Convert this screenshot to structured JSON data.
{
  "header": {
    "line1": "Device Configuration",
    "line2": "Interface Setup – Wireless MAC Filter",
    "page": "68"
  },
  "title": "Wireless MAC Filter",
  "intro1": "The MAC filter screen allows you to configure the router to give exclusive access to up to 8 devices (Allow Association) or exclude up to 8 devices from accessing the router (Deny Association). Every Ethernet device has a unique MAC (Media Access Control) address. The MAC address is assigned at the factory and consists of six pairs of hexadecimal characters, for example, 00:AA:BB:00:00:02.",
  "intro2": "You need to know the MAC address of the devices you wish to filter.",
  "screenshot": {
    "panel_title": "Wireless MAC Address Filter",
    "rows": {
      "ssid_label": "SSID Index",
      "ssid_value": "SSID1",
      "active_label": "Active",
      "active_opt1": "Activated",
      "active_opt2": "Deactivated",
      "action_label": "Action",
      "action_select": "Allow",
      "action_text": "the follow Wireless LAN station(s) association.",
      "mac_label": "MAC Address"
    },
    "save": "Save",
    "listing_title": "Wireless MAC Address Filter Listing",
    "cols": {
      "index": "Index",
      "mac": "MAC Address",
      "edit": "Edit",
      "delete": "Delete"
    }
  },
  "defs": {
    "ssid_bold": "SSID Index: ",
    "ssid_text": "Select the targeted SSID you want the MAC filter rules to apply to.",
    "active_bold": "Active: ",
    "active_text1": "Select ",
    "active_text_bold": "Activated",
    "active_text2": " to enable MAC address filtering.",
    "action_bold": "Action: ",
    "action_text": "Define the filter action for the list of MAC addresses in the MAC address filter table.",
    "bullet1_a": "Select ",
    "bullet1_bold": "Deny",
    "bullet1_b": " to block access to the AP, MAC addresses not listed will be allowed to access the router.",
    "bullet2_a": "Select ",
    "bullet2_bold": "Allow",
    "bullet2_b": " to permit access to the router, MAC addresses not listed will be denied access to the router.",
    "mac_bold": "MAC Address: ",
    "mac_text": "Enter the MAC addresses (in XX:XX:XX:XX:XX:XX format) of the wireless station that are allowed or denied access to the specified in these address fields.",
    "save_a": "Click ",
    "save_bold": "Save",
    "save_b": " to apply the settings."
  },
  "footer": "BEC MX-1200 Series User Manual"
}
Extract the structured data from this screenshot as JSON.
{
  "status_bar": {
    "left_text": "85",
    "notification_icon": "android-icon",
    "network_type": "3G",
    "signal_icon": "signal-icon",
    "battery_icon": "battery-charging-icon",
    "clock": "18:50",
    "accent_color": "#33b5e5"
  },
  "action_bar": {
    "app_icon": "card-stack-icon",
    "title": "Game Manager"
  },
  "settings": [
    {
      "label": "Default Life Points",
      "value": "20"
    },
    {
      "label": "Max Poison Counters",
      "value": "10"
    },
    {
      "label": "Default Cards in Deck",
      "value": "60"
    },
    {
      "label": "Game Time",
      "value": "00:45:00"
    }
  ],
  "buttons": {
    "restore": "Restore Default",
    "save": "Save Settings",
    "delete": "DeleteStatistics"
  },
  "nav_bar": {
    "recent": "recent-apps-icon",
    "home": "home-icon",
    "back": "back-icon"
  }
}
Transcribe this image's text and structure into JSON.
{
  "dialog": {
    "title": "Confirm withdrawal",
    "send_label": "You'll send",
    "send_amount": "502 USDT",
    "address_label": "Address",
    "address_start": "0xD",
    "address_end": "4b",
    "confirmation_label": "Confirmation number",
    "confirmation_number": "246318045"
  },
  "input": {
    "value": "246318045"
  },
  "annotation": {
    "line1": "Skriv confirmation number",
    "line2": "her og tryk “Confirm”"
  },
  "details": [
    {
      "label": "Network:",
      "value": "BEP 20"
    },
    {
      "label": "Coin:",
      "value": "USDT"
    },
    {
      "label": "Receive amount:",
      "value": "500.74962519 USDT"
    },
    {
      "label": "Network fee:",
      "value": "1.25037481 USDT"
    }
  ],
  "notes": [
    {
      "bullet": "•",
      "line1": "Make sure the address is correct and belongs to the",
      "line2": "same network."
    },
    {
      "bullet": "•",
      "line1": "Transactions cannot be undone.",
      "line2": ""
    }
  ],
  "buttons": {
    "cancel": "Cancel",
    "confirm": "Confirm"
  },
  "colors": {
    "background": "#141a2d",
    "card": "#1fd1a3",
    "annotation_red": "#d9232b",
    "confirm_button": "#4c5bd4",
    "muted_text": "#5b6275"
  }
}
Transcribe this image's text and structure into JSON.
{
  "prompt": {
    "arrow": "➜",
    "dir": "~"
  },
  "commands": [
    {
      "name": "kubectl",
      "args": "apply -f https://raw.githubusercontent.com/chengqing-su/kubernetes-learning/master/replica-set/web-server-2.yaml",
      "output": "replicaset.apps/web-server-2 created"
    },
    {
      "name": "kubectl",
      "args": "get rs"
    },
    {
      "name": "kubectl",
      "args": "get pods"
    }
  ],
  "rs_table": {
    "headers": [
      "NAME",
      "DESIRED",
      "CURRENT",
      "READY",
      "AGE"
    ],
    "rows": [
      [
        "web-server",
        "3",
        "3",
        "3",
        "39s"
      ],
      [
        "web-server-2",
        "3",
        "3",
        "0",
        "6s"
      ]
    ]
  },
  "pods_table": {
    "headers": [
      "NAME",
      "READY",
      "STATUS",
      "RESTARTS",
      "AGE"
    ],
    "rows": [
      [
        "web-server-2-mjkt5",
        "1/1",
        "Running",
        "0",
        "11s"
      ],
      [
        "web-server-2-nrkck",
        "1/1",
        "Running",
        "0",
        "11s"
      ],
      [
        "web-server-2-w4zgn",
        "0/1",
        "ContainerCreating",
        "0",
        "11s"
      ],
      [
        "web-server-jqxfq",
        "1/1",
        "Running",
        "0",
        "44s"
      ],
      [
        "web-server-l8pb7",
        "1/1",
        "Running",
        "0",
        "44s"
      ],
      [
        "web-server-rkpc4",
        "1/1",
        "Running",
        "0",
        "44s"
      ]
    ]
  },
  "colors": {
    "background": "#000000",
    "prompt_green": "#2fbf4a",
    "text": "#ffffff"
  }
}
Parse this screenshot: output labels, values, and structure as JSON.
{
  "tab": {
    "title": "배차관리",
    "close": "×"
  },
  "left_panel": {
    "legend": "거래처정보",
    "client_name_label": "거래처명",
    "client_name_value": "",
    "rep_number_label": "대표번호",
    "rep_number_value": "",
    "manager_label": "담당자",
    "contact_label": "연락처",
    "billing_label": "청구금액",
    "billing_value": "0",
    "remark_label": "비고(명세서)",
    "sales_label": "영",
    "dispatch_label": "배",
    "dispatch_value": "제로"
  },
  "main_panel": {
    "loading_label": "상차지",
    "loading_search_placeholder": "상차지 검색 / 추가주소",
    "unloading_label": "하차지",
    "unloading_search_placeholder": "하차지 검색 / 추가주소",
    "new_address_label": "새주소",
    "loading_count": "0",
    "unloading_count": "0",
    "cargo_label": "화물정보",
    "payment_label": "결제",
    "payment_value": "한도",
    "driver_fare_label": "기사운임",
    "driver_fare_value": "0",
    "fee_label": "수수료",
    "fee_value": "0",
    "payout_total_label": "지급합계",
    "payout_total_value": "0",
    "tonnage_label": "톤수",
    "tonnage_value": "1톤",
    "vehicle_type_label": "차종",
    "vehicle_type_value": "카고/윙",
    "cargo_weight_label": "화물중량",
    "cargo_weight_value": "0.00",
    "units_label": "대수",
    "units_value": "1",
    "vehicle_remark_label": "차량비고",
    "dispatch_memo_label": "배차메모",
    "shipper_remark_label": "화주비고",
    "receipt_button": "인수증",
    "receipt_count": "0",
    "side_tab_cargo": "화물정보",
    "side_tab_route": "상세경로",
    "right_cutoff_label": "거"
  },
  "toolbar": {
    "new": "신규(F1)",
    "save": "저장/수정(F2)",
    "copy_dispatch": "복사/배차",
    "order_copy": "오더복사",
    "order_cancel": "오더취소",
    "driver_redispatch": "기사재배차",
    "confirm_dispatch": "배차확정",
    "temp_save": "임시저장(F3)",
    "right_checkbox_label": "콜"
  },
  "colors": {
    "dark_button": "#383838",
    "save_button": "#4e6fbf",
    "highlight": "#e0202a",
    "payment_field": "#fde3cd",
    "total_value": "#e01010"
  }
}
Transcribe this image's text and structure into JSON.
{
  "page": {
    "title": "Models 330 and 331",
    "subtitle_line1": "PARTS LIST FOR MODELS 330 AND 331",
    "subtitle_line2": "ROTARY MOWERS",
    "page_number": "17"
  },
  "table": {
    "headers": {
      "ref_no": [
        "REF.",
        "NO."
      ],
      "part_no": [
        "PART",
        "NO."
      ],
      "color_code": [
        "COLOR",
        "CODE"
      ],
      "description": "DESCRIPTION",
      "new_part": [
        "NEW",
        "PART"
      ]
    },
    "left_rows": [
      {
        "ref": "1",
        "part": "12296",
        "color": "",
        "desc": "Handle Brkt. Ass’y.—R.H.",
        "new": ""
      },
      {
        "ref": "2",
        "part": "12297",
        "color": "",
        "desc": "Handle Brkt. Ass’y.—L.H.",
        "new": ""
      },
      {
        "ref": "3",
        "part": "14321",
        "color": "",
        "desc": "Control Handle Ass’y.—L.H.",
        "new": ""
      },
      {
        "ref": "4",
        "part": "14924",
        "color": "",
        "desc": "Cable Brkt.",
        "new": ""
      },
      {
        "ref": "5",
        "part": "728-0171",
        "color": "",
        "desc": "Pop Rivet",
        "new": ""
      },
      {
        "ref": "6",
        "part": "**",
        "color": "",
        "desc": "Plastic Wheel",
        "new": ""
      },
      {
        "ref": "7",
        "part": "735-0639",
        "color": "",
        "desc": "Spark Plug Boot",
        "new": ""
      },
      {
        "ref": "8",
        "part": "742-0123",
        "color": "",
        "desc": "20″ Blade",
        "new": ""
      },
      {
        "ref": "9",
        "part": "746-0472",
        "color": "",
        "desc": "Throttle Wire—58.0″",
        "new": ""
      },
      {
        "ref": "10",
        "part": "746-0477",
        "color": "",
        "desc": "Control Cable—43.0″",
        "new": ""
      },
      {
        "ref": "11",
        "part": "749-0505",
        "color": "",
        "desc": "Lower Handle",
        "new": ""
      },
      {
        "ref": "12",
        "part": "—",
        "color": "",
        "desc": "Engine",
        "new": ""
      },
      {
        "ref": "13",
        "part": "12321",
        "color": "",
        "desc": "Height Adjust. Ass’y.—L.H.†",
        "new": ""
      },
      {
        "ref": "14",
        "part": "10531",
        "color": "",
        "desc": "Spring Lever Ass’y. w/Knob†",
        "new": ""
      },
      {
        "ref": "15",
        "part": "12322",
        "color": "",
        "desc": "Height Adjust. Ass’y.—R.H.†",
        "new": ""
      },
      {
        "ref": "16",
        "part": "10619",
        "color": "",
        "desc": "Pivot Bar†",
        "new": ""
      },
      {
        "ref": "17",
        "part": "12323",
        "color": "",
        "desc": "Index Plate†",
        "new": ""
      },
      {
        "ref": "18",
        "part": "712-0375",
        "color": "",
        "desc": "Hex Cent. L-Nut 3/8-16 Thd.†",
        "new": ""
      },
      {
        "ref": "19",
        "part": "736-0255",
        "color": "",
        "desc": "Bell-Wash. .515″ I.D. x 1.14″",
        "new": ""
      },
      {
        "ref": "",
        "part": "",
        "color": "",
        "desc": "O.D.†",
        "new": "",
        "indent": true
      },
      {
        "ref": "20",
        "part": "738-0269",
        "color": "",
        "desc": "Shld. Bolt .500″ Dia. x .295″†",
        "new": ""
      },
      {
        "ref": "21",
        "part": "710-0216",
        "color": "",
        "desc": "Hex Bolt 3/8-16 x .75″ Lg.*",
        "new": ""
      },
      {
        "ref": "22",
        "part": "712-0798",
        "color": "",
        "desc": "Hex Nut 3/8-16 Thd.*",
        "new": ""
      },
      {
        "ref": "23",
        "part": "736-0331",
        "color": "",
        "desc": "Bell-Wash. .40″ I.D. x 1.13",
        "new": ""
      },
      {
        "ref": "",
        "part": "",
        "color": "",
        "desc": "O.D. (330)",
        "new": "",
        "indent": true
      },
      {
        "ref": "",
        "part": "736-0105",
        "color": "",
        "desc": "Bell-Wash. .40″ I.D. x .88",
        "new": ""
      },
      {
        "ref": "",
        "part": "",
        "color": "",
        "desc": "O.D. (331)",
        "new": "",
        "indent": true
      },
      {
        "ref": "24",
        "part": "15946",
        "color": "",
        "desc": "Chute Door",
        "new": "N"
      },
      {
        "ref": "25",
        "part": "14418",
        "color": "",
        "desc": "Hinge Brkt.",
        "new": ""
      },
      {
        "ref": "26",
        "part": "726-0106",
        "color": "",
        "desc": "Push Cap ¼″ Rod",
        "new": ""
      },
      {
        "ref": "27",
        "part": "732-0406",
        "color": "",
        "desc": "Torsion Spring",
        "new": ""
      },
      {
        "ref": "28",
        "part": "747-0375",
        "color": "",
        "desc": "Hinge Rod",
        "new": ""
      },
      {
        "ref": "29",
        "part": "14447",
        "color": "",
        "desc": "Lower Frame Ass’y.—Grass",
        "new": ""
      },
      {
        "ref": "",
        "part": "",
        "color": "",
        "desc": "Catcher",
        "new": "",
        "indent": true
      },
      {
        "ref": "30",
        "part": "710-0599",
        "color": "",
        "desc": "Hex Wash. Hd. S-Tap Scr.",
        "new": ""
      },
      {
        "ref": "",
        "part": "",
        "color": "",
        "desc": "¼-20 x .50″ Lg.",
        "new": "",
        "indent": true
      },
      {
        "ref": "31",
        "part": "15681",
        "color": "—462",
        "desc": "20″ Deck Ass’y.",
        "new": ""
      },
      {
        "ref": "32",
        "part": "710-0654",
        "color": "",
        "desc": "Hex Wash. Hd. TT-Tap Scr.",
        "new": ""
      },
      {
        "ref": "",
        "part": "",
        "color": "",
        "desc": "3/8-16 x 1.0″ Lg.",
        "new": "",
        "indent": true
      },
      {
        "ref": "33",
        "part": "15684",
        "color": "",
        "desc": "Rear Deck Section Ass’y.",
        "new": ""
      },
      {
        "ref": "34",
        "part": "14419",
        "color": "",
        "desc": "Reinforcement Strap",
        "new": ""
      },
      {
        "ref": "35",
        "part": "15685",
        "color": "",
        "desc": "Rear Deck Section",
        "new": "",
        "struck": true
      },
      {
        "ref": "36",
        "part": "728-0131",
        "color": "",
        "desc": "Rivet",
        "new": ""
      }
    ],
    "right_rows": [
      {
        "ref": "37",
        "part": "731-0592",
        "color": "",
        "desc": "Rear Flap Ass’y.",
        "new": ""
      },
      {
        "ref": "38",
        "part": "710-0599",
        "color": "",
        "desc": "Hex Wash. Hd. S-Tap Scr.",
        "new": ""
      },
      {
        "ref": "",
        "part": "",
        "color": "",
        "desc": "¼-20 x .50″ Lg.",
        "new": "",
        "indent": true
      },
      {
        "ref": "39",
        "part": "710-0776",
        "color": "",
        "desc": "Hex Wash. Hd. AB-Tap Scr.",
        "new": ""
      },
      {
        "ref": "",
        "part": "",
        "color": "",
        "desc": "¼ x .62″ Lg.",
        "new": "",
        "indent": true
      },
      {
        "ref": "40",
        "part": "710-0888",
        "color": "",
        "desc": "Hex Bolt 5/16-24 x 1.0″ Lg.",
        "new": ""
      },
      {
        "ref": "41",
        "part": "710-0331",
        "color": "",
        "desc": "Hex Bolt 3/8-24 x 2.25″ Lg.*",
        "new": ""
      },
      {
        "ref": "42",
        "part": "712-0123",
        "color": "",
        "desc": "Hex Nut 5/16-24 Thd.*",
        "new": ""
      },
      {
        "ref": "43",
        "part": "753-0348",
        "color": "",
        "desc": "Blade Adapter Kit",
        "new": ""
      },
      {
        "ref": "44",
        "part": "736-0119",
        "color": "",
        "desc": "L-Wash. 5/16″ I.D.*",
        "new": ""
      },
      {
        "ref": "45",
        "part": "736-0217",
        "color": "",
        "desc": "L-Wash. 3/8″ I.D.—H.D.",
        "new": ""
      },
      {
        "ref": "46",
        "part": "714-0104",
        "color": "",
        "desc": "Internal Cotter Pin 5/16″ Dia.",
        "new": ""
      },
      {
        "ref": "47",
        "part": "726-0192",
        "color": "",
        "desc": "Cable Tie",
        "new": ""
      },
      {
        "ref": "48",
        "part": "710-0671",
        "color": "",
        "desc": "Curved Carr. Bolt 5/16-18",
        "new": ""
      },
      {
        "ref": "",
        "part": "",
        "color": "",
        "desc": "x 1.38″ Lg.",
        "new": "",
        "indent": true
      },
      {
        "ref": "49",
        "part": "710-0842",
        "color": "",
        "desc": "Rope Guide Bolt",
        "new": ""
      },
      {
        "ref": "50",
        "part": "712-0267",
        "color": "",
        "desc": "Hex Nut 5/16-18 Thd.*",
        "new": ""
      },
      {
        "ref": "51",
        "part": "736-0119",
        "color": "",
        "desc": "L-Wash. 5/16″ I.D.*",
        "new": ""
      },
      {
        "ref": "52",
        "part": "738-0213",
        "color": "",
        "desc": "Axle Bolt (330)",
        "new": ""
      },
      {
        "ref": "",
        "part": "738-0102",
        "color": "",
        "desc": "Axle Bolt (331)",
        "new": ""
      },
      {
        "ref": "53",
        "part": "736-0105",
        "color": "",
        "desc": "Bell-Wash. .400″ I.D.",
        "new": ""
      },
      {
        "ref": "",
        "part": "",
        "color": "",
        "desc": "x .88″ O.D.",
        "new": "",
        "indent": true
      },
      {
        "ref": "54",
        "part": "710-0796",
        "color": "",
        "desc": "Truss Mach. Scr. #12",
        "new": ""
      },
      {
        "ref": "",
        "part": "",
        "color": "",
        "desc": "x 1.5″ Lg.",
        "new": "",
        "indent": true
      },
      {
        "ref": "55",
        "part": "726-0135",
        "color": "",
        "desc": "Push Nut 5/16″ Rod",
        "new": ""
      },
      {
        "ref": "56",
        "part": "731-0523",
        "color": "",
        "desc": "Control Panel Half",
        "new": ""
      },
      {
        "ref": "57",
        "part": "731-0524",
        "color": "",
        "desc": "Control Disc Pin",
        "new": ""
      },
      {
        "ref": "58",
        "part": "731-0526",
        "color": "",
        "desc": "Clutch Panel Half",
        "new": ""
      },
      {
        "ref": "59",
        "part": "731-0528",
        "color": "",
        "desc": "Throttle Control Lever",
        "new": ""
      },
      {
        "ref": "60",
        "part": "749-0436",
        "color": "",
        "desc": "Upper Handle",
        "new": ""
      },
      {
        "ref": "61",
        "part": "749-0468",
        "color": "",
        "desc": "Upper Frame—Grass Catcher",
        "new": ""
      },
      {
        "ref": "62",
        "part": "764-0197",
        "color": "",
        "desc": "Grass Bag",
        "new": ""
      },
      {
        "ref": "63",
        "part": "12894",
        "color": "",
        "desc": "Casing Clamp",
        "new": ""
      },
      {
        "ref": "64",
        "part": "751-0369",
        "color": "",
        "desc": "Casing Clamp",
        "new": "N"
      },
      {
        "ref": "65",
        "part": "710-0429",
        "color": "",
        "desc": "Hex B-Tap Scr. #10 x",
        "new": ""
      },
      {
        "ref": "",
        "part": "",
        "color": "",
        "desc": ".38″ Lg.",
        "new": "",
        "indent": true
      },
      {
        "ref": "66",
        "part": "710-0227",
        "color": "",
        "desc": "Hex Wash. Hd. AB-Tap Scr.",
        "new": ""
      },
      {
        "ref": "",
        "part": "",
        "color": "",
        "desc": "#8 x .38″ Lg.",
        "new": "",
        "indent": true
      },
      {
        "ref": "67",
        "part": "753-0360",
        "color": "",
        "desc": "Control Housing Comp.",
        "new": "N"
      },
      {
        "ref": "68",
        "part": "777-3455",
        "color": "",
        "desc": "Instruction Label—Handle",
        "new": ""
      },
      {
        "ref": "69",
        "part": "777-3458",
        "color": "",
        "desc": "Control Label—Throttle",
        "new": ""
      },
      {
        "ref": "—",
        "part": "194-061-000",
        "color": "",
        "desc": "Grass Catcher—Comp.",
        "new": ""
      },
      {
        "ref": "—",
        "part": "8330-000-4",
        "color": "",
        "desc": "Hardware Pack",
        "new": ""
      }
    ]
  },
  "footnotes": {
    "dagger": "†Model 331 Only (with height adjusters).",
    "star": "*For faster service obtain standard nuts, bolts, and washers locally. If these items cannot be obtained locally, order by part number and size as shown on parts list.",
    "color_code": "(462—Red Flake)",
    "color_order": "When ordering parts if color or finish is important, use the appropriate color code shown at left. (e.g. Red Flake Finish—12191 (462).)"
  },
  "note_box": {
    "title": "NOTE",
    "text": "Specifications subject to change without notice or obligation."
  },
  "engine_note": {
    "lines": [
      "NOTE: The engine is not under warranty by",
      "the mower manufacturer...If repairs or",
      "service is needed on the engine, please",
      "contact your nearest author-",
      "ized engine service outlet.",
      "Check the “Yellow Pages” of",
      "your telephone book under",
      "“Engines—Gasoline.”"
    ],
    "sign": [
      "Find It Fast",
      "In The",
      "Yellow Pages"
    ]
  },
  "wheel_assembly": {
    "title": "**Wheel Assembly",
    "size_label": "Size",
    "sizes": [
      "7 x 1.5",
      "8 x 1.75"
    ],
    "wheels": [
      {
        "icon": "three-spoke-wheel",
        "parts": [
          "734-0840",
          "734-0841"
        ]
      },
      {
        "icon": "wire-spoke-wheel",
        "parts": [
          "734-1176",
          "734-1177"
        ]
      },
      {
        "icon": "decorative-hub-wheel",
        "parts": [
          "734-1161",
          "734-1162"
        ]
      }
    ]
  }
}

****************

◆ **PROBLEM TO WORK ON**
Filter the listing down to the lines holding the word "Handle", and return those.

◆ **PROBLEM SOLUTION**
        "desc": "Handle Brkt. Ass’y.—R.H.",
        "desc": "Handle Brkt. Ass’y.—L.H.",
        "desc": "Control Handle Ass’y.—L.H.",
        "desc": "Lower Handle",
        "desc": "Upper Handle",
        "desc": "Instruction Label—Handle",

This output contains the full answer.